What is expected: Copy out every line in the entries below that includes "Opacity".

Records supplied:

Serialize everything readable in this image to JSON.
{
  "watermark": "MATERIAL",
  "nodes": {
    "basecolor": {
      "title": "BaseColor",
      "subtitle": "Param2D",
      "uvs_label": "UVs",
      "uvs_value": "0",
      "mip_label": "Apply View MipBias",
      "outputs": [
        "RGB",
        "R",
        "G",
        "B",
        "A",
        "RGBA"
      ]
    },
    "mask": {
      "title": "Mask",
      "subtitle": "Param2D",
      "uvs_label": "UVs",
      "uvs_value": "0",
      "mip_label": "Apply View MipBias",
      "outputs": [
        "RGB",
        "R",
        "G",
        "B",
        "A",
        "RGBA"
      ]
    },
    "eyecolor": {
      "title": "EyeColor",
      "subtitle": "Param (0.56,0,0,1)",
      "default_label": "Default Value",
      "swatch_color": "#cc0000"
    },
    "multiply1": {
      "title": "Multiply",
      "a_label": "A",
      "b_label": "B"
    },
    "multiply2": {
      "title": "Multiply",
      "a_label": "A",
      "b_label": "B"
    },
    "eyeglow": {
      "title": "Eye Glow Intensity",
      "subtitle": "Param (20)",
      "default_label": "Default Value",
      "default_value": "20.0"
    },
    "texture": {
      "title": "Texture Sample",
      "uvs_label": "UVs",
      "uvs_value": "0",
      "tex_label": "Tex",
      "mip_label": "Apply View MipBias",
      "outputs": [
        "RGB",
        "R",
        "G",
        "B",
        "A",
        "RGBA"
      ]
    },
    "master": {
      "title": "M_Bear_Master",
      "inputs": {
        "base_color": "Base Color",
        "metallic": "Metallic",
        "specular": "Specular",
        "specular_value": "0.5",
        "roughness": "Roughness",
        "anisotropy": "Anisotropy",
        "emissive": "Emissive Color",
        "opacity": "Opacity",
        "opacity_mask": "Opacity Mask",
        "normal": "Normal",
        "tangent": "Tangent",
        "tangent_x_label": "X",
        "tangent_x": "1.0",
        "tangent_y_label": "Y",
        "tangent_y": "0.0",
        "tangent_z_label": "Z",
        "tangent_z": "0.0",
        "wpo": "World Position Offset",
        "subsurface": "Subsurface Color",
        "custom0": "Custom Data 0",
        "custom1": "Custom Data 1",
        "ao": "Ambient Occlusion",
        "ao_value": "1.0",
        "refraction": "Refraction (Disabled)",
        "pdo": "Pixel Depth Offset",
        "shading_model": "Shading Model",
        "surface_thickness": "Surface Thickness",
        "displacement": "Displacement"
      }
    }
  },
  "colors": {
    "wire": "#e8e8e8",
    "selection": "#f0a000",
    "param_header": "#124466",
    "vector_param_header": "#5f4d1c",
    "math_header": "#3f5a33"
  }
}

Output below:
        "opacity": "Opacity",
        "opacity_mask": "Opacity Mask",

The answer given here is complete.